### TASK DATA
◆ ◆ ◆ ◆

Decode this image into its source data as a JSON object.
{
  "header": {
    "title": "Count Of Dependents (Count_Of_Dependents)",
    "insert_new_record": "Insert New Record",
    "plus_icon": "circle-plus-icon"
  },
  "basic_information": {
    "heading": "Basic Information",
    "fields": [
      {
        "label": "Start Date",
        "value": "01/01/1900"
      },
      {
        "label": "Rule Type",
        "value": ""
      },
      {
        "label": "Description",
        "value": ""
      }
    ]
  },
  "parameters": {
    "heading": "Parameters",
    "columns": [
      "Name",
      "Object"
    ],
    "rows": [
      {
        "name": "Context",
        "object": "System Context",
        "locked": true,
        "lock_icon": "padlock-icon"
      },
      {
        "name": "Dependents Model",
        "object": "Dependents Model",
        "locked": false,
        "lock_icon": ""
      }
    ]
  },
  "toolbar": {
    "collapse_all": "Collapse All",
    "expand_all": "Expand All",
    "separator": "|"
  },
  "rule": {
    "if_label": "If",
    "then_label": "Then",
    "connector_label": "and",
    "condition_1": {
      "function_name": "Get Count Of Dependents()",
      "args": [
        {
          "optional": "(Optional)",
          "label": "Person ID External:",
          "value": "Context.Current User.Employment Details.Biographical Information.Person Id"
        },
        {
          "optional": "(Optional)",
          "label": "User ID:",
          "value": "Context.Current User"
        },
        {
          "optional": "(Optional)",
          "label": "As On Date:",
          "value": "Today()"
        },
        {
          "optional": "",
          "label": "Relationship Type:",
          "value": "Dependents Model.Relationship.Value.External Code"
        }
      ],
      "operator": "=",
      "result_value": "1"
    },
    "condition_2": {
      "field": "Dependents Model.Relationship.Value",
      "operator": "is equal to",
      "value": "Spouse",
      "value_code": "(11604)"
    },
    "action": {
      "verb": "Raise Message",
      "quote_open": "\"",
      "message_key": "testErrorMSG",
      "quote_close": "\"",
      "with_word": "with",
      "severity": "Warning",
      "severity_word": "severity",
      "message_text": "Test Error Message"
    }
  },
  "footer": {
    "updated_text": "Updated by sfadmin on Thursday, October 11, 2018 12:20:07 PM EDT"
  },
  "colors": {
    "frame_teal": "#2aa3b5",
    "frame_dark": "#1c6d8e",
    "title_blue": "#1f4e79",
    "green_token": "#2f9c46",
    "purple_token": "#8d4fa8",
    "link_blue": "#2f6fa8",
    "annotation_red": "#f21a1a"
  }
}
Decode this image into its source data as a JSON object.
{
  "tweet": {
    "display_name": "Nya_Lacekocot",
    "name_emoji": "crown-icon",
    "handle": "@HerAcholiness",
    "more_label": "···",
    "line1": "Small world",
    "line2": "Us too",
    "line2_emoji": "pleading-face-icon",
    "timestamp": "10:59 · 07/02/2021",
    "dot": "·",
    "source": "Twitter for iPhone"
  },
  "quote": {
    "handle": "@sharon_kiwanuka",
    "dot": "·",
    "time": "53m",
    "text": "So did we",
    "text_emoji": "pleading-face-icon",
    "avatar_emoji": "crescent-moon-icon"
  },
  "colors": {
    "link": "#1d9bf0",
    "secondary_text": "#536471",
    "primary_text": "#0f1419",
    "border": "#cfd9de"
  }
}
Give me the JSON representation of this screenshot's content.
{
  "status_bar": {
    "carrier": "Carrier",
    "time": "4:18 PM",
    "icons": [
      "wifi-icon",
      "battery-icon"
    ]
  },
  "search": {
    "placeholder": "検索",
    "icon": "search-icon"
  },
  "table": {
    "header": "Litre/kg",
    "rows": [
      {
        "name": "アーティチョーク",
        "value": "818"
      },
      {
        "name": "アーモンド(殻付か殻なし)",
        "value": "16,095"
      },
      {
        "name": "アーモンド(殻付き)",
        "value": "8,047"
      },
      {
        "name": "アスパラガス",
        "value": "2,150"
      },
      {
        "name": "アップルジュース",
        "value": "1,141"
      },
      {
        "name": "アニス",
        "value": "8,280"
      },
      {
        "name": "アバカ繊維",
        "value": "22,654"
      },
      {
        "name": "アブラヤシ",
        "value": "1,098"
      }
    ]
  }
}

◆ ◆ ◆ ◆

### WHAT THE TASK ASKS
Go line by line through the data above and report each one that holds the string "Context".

### FINAL ANSWER
        "name": "Context",
        "object": "System Context",
          "value": "Context.Current User.Employment Details.Biographical Information.Person Id"
          "value": "Context.Current User"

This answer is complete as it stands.